In 1997, Phillippe starred in "I Know What You Did Last Summer," a movie that would earn over $120 million worldwide (via Box Office Mojo). The film injected new life into the horror genre, inspiring countless ripoffs, two straight-to-video sequels, and even a recent Amazon TV series. The cast of the Kevin Williamson-penned movie was full of future stars, including Sarah Michelle Gellar, and Jennifer Love Hewitt. As for Phillippe, he starred as Barry Cox, a bratty rich kid and one of a group responsible for a man's death ... and later hunted for burying the incident. Phillippe would, of course, go on to reteam with Gellar, his one-time wife, on "Cruel Intentions," a very different take on the "bratty rich kid" persona Phillippe introduced here.

Ryan Phillippe joined an Oscar-winning film with Crash

Following years of experimenting on various projects and with his image in various projects like 2001's "Gosford Park," Ryan Phillippe managed to shed his slasher and melodramatic past in the eyes of critics by joining the ensemble cast of 2004's "Crash."

Phillippe starred as Tom Hansen, a Los Angeles cop who finds his moral line and subconscious prejudices tested in just one of many stories that make up the film. The movie has its detractors, but it made a splash when it debuted at the Cannes Film Festival and would go on to win the Academy Award for Best Picture (per Variety). While Phillippe wasn't singled out by the Oscars, he and the film's other performers, including Brendan Fraser and Sandra Bullock, won Outstanding Performance by a Cast from the Screen Actors Guild Awards. Phillippe would continue showing off his dramatic chops around this time in films like 2006's "Flags of Our Fathers," directed by Clint Eastwood.

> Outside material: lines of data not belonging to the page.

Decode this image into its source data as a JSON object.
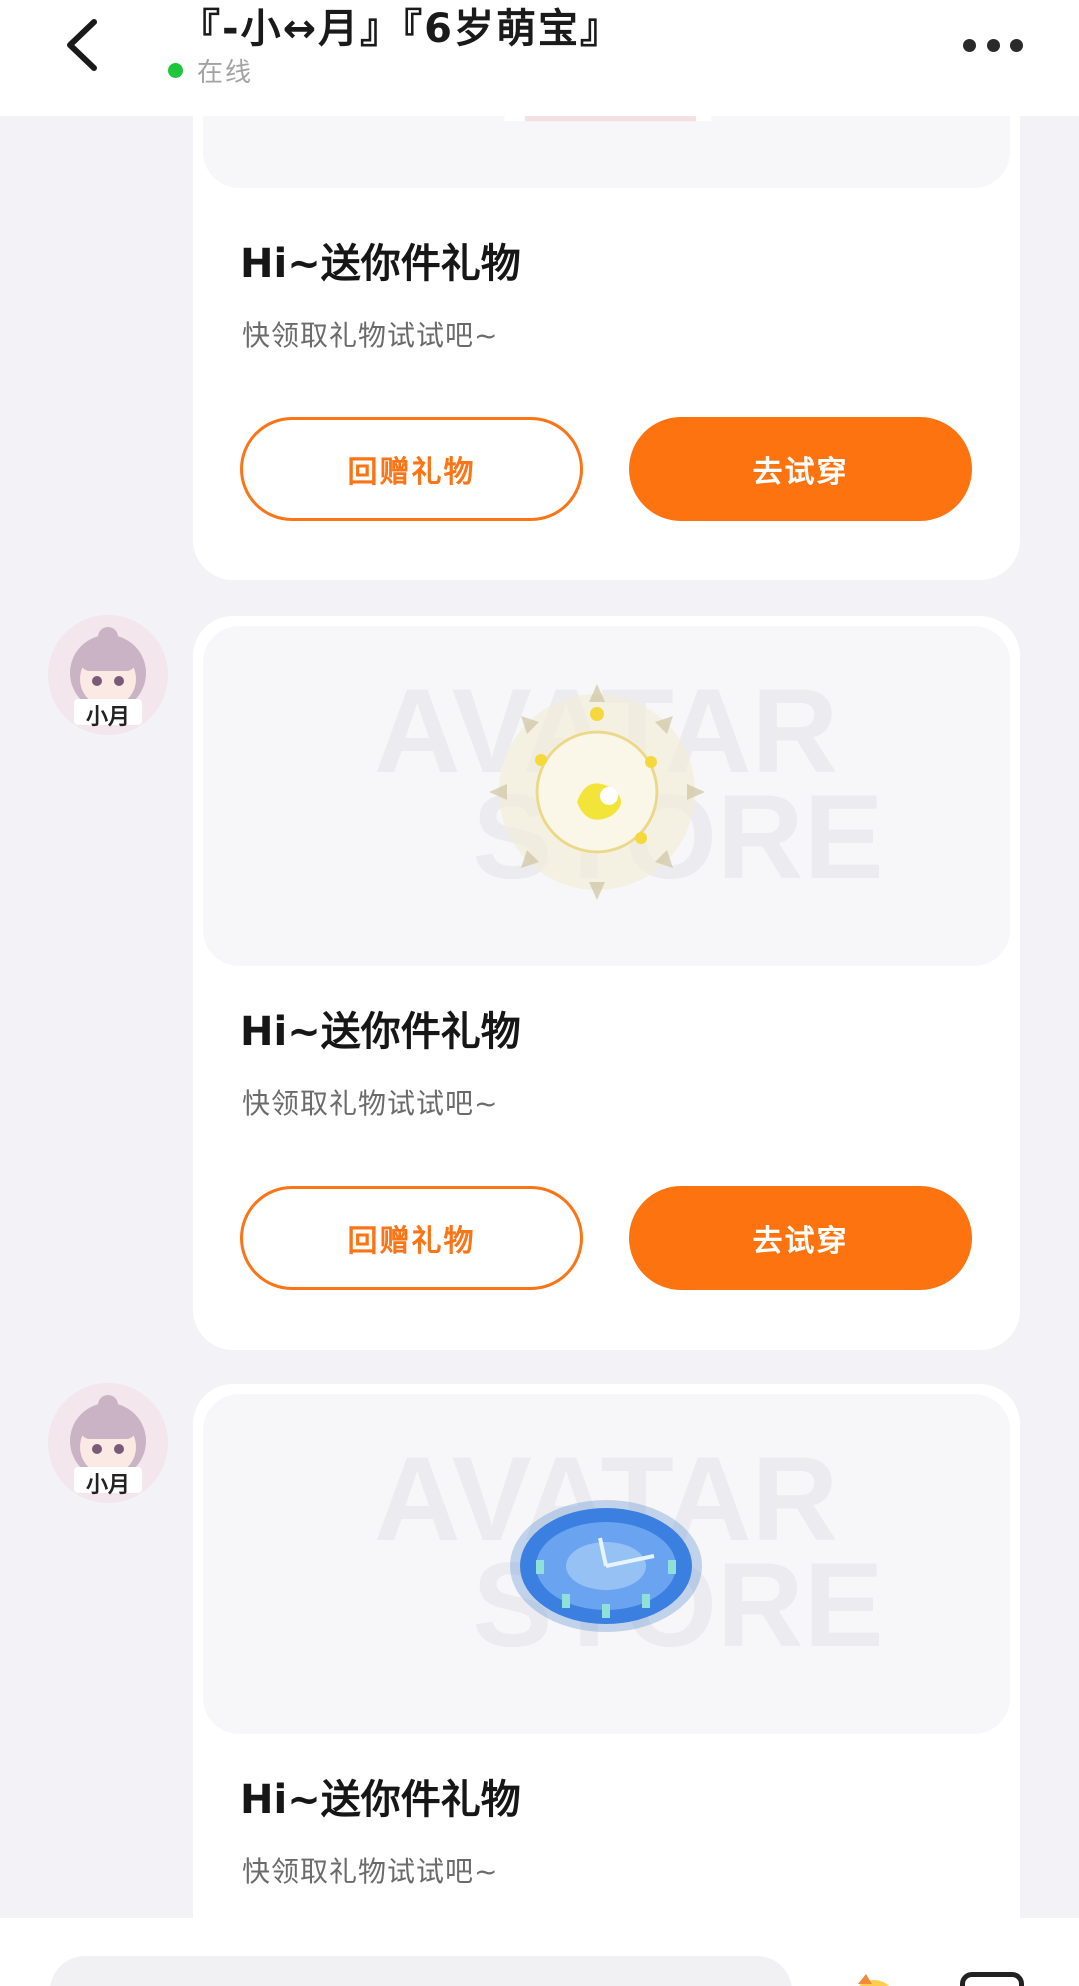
{
  "header": {
    "title": "『-小↔月』『6岁萌宝』",
    "status": "在线"
  },
  "avatars": [
    {
      "label": "小月"
    },
    {
      "label": "小月"
    }
  ],
  "cards": [
    {
      "title": "Hi~送你件礼物",
      "subtitle": "快领取礼物试试吧~",
      "return_gift_label": "回赠礼物",
      "try_on_label": "去试穿"
    },
    {
      "title": "Hi~送你件礼物",
      "subtitle": "快领取礼物试试吧~",
      "return_gift_label": "回赠礼物",
      "try_on_label": "去试穿",
      "watermark": [
        "AVATAR",
        "STORE"
      ]
    },
    {
      "title": "Hi~送你件礼物",
      "subtitle": "快领取礼物试试吧~",
      "watermark": [
        "AVATAR",
        "STORE"
      ]
    }
  ],
  "colors": {
    "accent": "#fc7310",
    "online": "#1ec63b",
    "background": "#f2f2f7"
  }
}
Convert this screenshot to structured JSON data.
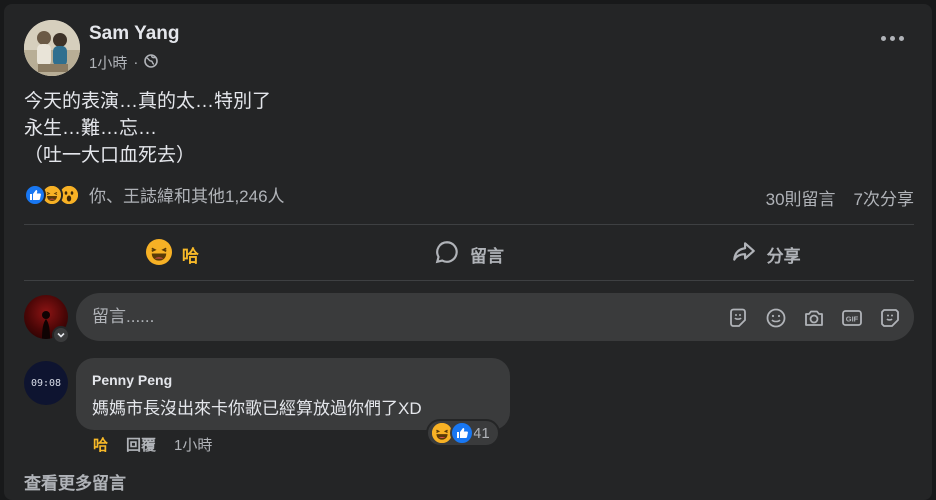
{
  "post": {
    "author": "Sam Yang",
    "time": "1小時",
    "privacy_icon": "globe-icon",
    "lines": [
      "今天的表演…真的太…特別了",
      "永生…難…忘…",
      "（吐一大口血死去）"
    ]
  },
  "stats": {
    "reaction_icons": [
      "like-icon",
      "haha-icon",
      "wow-icon"
    ],
    "reactions_text": "你、王誌緯和其他1,246人",
    "comments": "30則留言",
    "shares": "7次分享"
  },
  "actions": {
    "react_label": "哈",
    "comment_label": "留言",
    "share_label": "分享"
  },
  "composer": {
    "placeholder": "留言......",
    "icons": [
      "sticker-icon",
      "emoji-icon",
      "camera-icon",
      "gif-icon",
      "avatar-sticker-icon"
    ]
  },
  "comments": [
    {
      "author": "Penny Peng",
      "avatar_text": "09:08",
      "text": "媽媽市長沒出來卡你歌已經算放過你們了XD",
      "reaction_count": "41",
      "reaction_label": "哈",
      "reply_label": "回覆",
      "time": "1小時"
    }
  ],
  "view_more": "查看更多留言",
  "colors": {
    "card": "#242526",
    "bubble": "#3a3b3c",
    "accent_haha": "#f7b928",
    "like_blue": "#1877f2"
  }
}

Ryan Phillippe turned to comedy for MacGruber

Ryan Phillippe would once again reinvent himself in 2010 by dabbling in a new genre with "MacGruber," one of a handful of film adaptations of "Saturday Night Live" running sketches. In the comedy film, Phillippe starred as Dixon Piper, a straight man of sorts to Will Forte's MacGruber, a parody of the MacGyver persona. "MacGruber" did not exactly light the world on fire when it was released in 2010, not even earning back its $10 million budget in theaters (via Box Office Mojo).

"MacGruber" has stood the test of time, though, and went on to earn a pretty big cult following, with the cast — also featuring Kristen Wiig and Val Kilmer — especially getting praise from fans. Demand for a follow-up reached such a fever pitch that "MacGruber" was brought back last year for a TV series with the Peacock streaming service, with Phillippe getting back in on the laughs.

Ryan Phillippe became an action star with Shooter

Ryan Phillippe began his career in soaps, broke out with a slasher flick, jumped in and out of highly-praised comedies and dramas. So, what is left for the filmmaker to do? Action, of course.

Phillippe had dabbled in the action genre in the past with cult films like director Christopher McQuarrie's "The Way of the Gun," but his first big hit in the genre was as former Marine sniper Bob Lee Swagger in "Shooter," a series that ran for three seasons on USA Network. Produced by Mark Wahlberg, the show serves as a reboot of the 2007 film by the same name, moving on from the movie and adapting further books in the "Swagger" series by Stephen Hunter.

"Shooter" had a strong debut for its network in 2016, bringing in 1.4 million viewers (per Deadline). What was shocking about the series was how action-heavy it became and how much Phillippe was called on to do. He proved himself up to the task, but the show was unfortunately canceled after a leg injury cut Season 2 short and kept viewers waiting on Season 3 (via Deadline).

Since starring on and producing the show, Phillippe has continued dabbling in action movies, starring opposite Casper Van Dien in 2020's "The 2nd," also produced by Phillippe, and Scott Adkins in 2021's "One Shot."